Audition, a favorite, previously Windows-only wave editor from Adobe, is coming to the Mac this winter. Adobe is touting native surround support, multi-channel effects, and performance optimizations; you can check out how the new tool looks at Adobe Labs. The public beta is due this winter. Interestingly, Adobe is pushing the video side of this more than audio, even though Audition is popular with audio users. The demos are hosted by video specialist Jason Levine, and “post production” is the phrase that keeps coming up.
The Mac is quickly becoming spoiled for choice with dedicated wave file editors, maybe enough that the half-decade-plus absence of Macromedia SoundEdit can finally be put to rest. WaveLab from Steinberg was announced back in March, joining the likes of BIAS Peak, Audiofile’s Wave Editor, DSP Quattro, Sound Studio, Apple’s Soundtrack Pro, and Audacity. Readers are divided on whether such dedicated tools are even needed, given expanded editing features in music and video programs, but those who do love them are very particular in their tastes. That means lovers of Audition on Windows, and people looking for more serious post-production tools to complement Adobe’s video offerings, now have some good news.
What made Adobe make the decision early? Well, I don’t know if you can chalk it up to a scathing review by my colleague Chris Breen for Macworld. But I do think the message he brought – that Soundbooth CS5 wasn’t quite up to pro tasks – was probably one Adobe was hearing from a lot of other people, too. Here’s how Chris opened his review:
When you think Adobe, the first thought unlikely to pop to mind is audio. And yet Adobe continues to include its Soundbooth audio editing application in the Creative Suite 5 Production Premium and Master Collection bundles and sells the application separately for $199. Compare the latest version of Soundbooth with its predecessor, however, and you can be excused for thinking that audio is not among Adobe’s priorities. Soundbooth CS5 is a meager update that fails to address the application’s most glaring shortcomings.
Ouch. For what it’s worth, while I think you’d have to be pretty nuts to buy Soundbooth standalone for two hundred bucks, it’s worth trying out if you own CS. It’s great for quick edits and podcasts and such, though I agree with all of Chris’ criticisms.
Windows users, though, very often do think of Adobe Audition as a close rival with tools like Sony SoundForge and Steinberg WaveLab on the PC. (Now, only SoundForge hasn’t announced a Mac port.)
So, to what can you credit Adobe’s ability to port the tool? Without knowing the specifics of Audition, generally with Adobe apps, you can thank the use of cross-platform libraries and some shared code between applications. That could also mean that the announcement of Audition for Mac is simultaneously good news for loyal Windows users – it means Audition is getting some attention, and I wouldn’t be surprised if Audition for Windows gets an update around the same time.

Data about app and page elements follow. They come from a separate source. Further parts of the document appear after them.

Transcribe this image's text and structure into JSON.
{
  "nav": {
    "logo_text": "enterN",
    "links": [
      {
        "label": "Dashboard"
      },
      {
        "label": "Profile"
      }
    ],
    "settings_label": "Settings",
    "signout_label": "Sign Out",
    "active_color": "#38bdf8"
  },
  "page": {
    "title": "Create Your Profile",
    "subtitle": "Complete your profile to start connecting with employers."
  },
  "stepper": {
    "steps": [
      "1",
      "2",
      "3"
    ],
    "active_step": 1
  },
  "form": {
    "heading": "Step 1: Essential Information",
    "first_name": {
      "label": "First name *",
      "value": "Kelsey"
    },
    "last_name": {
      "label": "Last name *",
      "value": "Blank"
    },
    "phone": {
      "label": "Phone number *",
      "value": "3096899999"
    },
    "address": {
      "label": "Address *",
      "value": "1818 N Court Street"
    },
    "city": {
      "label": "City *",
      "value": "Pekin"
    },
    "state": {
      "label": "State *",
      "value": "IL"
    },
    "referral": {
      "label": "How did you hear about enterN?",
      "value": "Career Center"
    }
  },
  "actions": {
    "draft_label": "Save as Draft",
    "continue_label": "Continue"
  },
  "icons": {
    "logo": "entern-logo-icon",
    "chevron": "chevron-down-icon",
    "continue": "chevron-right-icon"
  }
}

What I wouldn’t read into this is any larger conclusions about Windows-to-Mac porting, as Synthtopia does:
I can answer that question: no. Cakewalk has told me repeatedly that, while they’re enthusiastic about supporting the Mac, SONAR is closely tied to Windows. A DAW is also a lot more complicated than something like Audition. Tools like Cubase (in its current generation) and Ableton Live were built with cross-platform support in mind; adding it down the road is a much harder task.
I don’t think anything about this landscape has changed. Developers who can do it easily are happy to be on both platforms, most of all a company like Adobe that makes cross-platform support part of their business strategy.
But as I said, even Windows users may wind up getting a refreshed version of a favorite audio editor out of this.
Stay tuned for when you can audition this tool for yourse— oh, jeez. That’s a terrible way to end this post. I apologize. Someone must have dropped a CS5 box on my head or something.
Updated: Jim Dalrymple at The Loop talks to Adobe about Audition. Notable – Audition for Mac is getting some of the great noise reduction features from the Windows release (as noted by readers in comments), as well as some of the more unique and effective tools in Soundbooth (Paint Brush, Healing):
An audio engineer himself, Levine said that Audition has a number of features that cannot be matched in other applications. Most notably, Levine said Audition’s noise reduction and restoration capabilities will be something to watch out for.
“There are plug-ins that can do noise reduction, but quite frankly, Audition is just better,” said Levine.
Audition will also feature some very familiar tools like a Paint Brush and Healing Tool. Photoshop users know these tools well and they work just the same in Audition, except with audio instead of images.
Adobe Audition coming to the Mac [The Loop]